- TASK OBJECTIVE -
Give the whole listing below once more, exactly, without pictures.

- DATA SECTION -
-=-=-=-=-
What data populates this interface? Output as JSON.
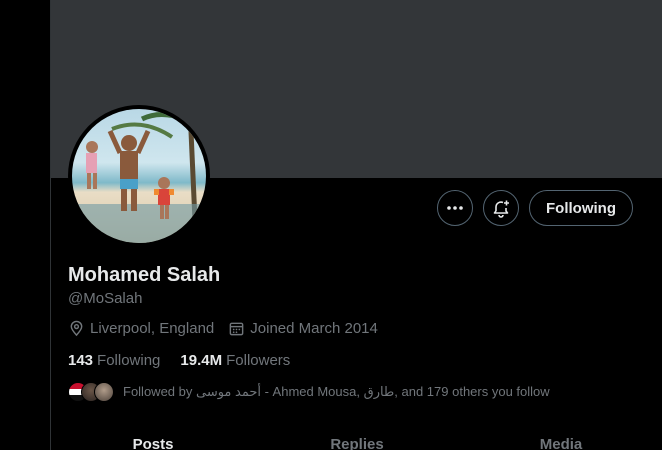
{
  "profile": {
    "name": "Mohamed Salah",
    "handle": "@MoSalah",
    "location": "Liverpool, England",
    "joined": "Joined March 2014"
  },
  "actions": {
    "follow_label": "Following"
  },
  "stats": {
    "following_count": "143",
    "following_label": "Following",
    "followers_count": "19.4M",
    "followers_label": "Followers"
  },
  "followed_by": {
    "text": "Followed by أحمد موسى - Ahmed Mousa, طارق, and 179 others you follow"
  },
  "tabs": [
    {
      "label": "Posts"
    },
    {
      "label": "Replies"
    },
    {
      "label": "Media"
    }
  ],
  "icons": {
    "more": "more-icon",
    "notify": "bell-plus-icon",
    "location": "location-pin-icon",
    "calendar": "calendar-icon"
  },
  "colors": {
    "background": "#000000",
    "banner": "#333639",
    "text_primary": "#e7e9ea",
    "text_secondary": "#71767b",
    "border": "#536471"
  }
}
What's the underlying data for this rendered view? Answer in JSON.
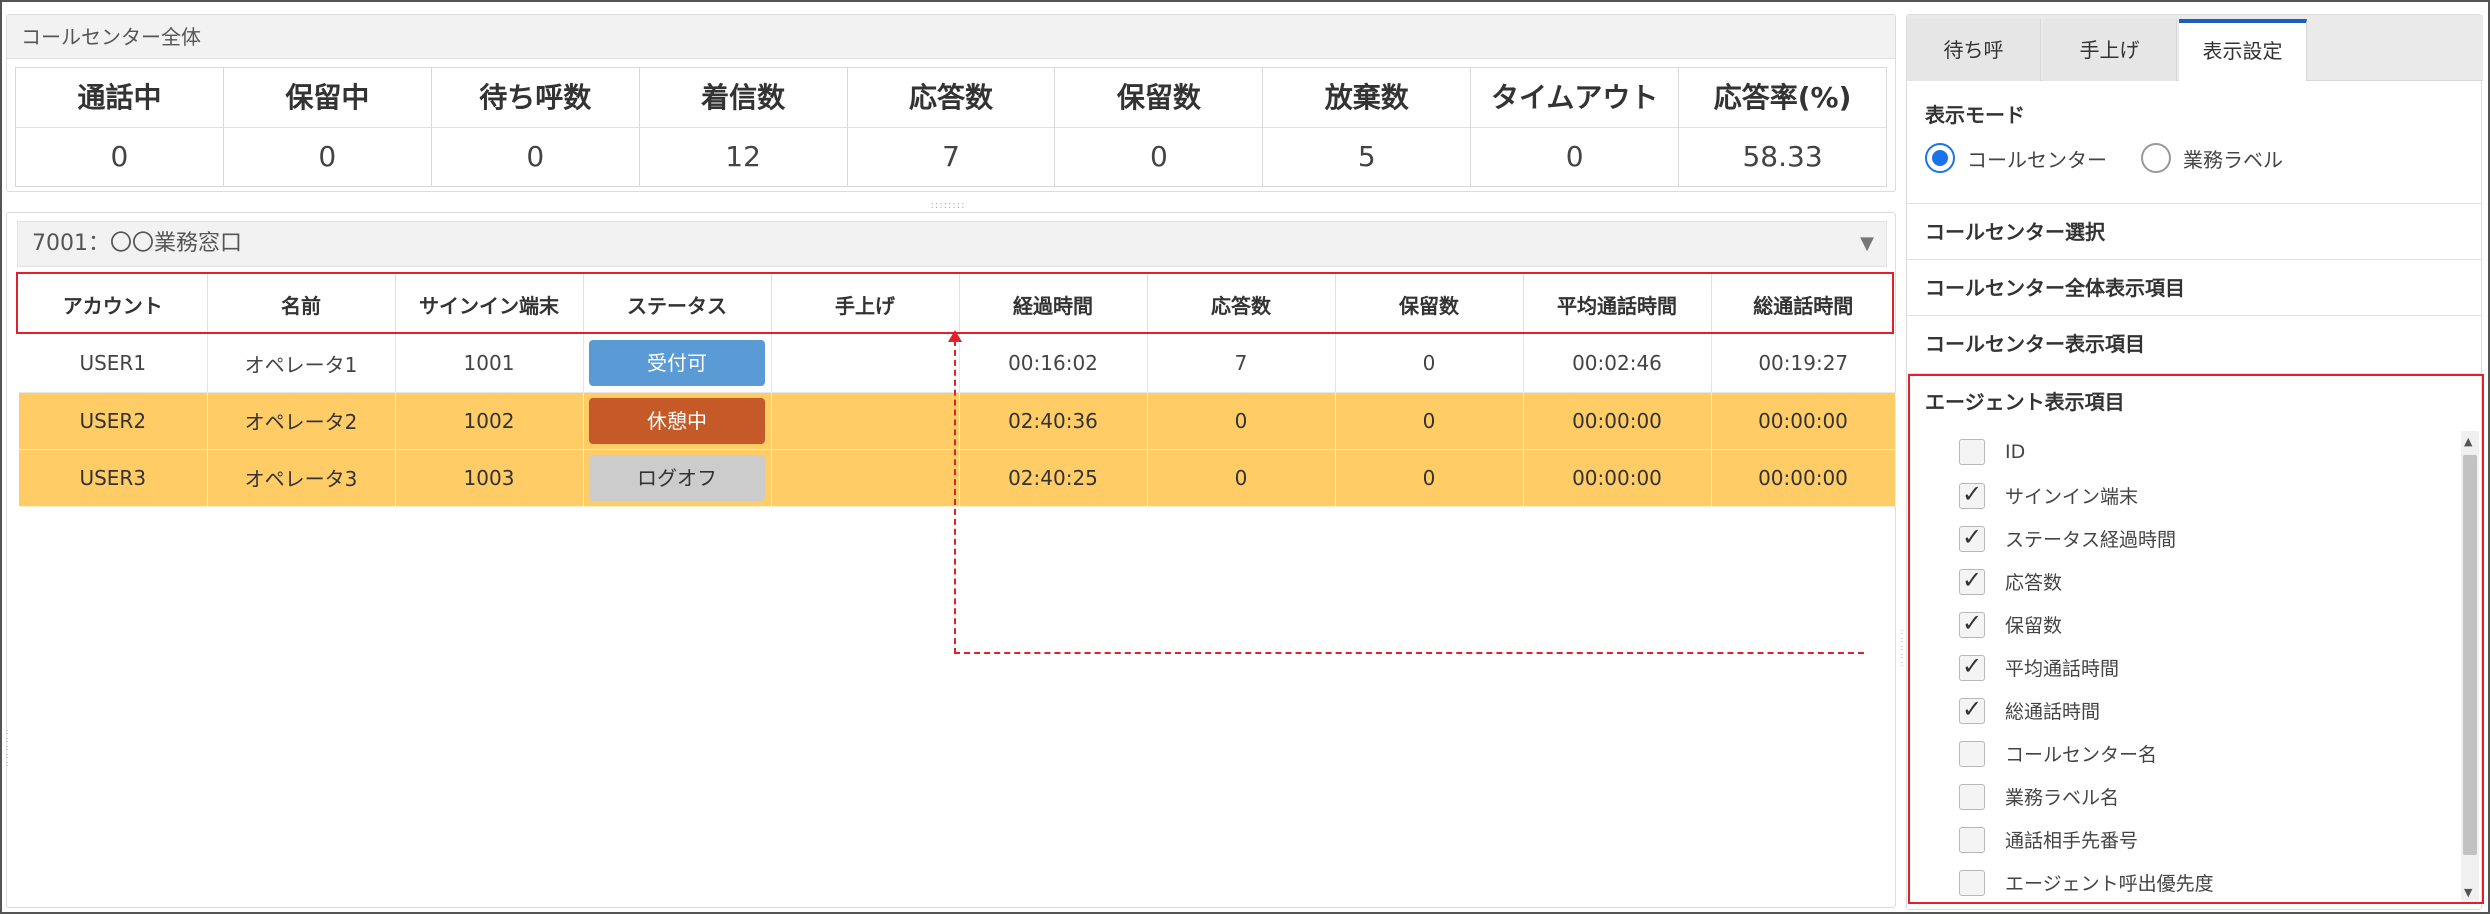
{
  "summary": {
    "title": "コールセンター全体",
    "stats": [
      {
        "label": "通話中",
        "value": "0"
      },
      {
        "label": "保留中",
        "value": "0"
      },
      {
        "label": "待ち呼数",
        "value": "0"
      },
      {
        "label": "着信数",
        "value": "12"
      },
      {
        "label": "応答数",
        "value": "7"
      },
      {
        "label": "保留数",
        "value": "0"
      },
      {
        "label": "放棄数",
        "value": "5"
      },
      {
        "label": "タイムアウト",
        "value": "0"
      },
      {
        "label": "応答率(%)",
        "value": "58.33"
      }
    ]
  },
  "group": {
    "title": "7001：〇〇業務窓口",
    "toggle_icon": "triangle-down-icon"
  },
  "table": {
    "columns": [
      "アカウント",
      "名前",
      "サインイン端末",
      "ステータス",
      "手上げ",
      "経過時間",
      "応答数",
      "保留数",
      "平均通話時間",
      "総通話時間"
    ],
    "rows": [
      {
        "account": "USER1",
        "name": "オペレータ1",
        "terminal": "1001",
        "status": "受付可",
        "status_color": "#5b9bd5",
        "raise": "",
        "elapsed": "00:16:02",
        "answered": "7",
        "held": "0",
        "avg_talk": "00:02:46",
        "total_talk": "00:19:27",
        "highlight": false
      },
      {
        "account": "USER2",
        "name": "オペレータ2",
        "terminal": "1002",
        "status": "休憩中",
        "status_color": "#c55a28",
        "raise": "",
        "elapsed": "02:40:36",
        "answered": "0",
        "held": "0",
        "avg_talk": "00:00:00",
        "total_talk": "00:00:00",
        "highlight": true
      },
      {
        "account": "USER3",
        "name": "オペレータ3",
        "terminal": "1003",
        "status": "ログオフ",
        "status_color": "#cccccc",
        "raise": "",
        "elapsed": "02:40:25",
        "answered": "0",
        "held": "0",
        "avg_talk": "00:00:00",
        "total_talk": "00:00:00",
        "highlight": true
      }
    ],
    "highlight_color": "#ffcc66"
  },
  "right": {
    "tabs": [
      {
        "label": "待ち呼",
        "active": false
      },
      {
        "label": "手上げ",
        "active": false
      },
      {
        "label": "表示設定",
        "active": true
      }
    ],
    "display_mode": {
      "title": "表示モード",
      "options": [
        {
          "label": "コールセンター",
          "selected": true
        },
        {
          "label": "業務ラベル",
          "selected": false
        }
      ]
    },
    "sections": [
      "コールセンター選択",
      "コールセンター全体表示項目",
      "コールセンター表示項目",
      "エージェント表示項目"
    ],
    "agent_items": [
      {
        "label": "ID",
        "checked": false
      },
      {
        "label": "サインイン端末",
        "checked": true
      },
      {
        "label": "ステータス経過時間",
        "checked": true
      },
      {
        "label": "応答数",
        "checked": true
      },
      {
        "label": "保留数",
        "checked": true
      },
      {
        "label": "平均通話時間",
        "checked": true
      },
      {
        "label": "総通話時間",
        "checked": true
      },
      {
        "label": "コールセンター名",
        "checked": false
      },
      {
        "label": "業務ラベル名",
        "checked": false
      },
      {
        "label": "通話相手先番号",
        "checked": false
      },
      {
        "label": "エージェント呼出優先度",
        "checked": false
      }
    ]
  },
  "colors": {
    "accent": "#1a73e8",
    "annotation": "#e0202a"
  }
}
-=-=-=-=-
- SOLUTION BELOW -
What data populates this interface? Output as JSON.
{
  "profile": {
    "name": "Mohamed Salah",
    "handle": "@MoSalah",
    "location": "Liverpool, England",
    "joined": "Joined March 2014"
  },
  "actions": {
    "follow_label": "Following"
  },
  "stats": {
    "following_count": "143",
    "following_label": "Following",
    "followers_count": "19.4M",
    "followers_label": "Followers"
  },
  "followed_by": {
    "text": "Followed by أحمد موسى - Ahmed Mousa, طارق, and 179 others you follow"
  },
  "tabs": [
    {
      "label": "Posts"
    },
    {
      "label": "Replies"
    },
    {
      "label": "Media"
    }
  ],
  "icons": {
    "more": "more-icon",
    "notify": "bell-plus-icon",
    "location": "location-pin-icon",
    "calendar": "calendar-icon"
  },
  "colors": {
    "background": "#000000",
    "banner": "#333639",
    "text_primary": "#e7e9ea",
    "text_secondary": "#71767b",
    "border": "#536471"
  }
}
What's the underlying data for this rendered view? Answer in JSON.
{
  "summary": {
    "title": "コールセンター全体",
    "stats": [
      {
        "label": "通話中",
        "value": "0"
      },
      {
        "label": "保留中",
        "value": "0"
      },
      {
        "label": "待ち呼数",
        "value": "0"
      },
      {
        "label": "着信数",
        "value": "12"
      },
      {
        "label": "応答数",
        "value": "7"
      },
      {
        "label": "保留数",
        "value": "0"
      },
      {
        "label": "放棄数",
        "value": "5"
      },
      {
        "label": "タイムアウト",
        "value": "0"
      },
      {
        "label": "応答率(%)",
        "value": "58.33"
      }
    ]
  },
  "group": {
    "title": "7001：〇〇業務窓口",
    "toggle_icon": "triangle-down-icon"
  },
  "table": {
    "columns": [
      "アカウント",
      "名前",
      "サインイン端末",
      "ステータス",
      "手上げ",
      "経過時間",
      "応答数",
      "保留数",
      "平均通話時間",
      "総通話時間"
    ],
    "rows": [
      {
        "account": "USER1",
        "name": "オペレータ1",
        "terminal": "1001",
        "status": "受付可",
        "status_color": "#5b9bd5",
        "raise": "",
        "elapsed": "00:16:02",
        "answered": "7",
        "held": "0",
        "avg_talk": "00:02:46",
        "total_talk": "00:19:27",
        "highlight": false
      },
      {
        "account": "USER2",
        "name": "オペレータ2",
        "terminal": "1002",
        "status": "休憩中",
        "status_color": "#c55a28",
        "raise": "",
        "elapsed": "02:40:36",
        "answered": "0",
        "held": "0",
        "avg_talk": "00:00:00",
        "total_talk": "00:00:00",
        "highlight": true
      },
      {
        "account": "USER3",
        "name": "オペレータ3",
        "terminal": "1003",
        "status": "ログオフ",
        "status_color": "#cccccc",
        "raise": "",
        "elapsed": "02:40:25",
        "answered": "0",
        "held": "0",
        "avg_talk": "00:00:00",
        "total_talk": "00:00:00",
        "highlight": true
      }
    ],
    "highlight_color": "#ffcc66"
  },
  "right": {
    "tabs": [
      {
        "label": "待ち呼",
        "active": false
      },
      {
        "label": "手上げ",
        "active": false
      },
      {
        "label": "表示設定",
        "active": true
      }
    ],
    "display_mode": {
      "title": "表示モード",
      "options": [
        {
          "label": "コールセンター",
          "selected": true
        },
        {
          "label": "業務ラベル",
          "selected": false
        }
      ]
    },
    "sections": [
      "コールセンター選択",
      "コールセンター全体表示項目",
      "コールセンター表示項目",
      "エージェント表示項目"
    ],
    "agent_items": [
      {
        "label": "ID",
        "checked": false
      },
      {
        "label": "サインイン端末",
        "checked": true
      },
      {
        "label": "ステータス経過時間",
        "checked": true
      },
      {
        "label": "応答数",
        "checked": true
      },
      {
        "label": "保留数",
        "checked": true
      },
      {
        "label": "平均通話時間",
        "checked": true
      },
      {
        "label": "総通話時間",
        "checked": true
      },
      {
        "label": "コールセンター名",
        "checked": false
      },
      {
        "label": "業務ラベル名",
        "checked": false
      },
      {
        "label": "通話相手先番号",
        "checked": false
      },
      {
        "label": "エージェント呼出優先度",
        "checked": false
      }
    ]
  },
  "colors": {
    "accent": "#1a73e8",
    "annotation": "#e0202a"
  }
}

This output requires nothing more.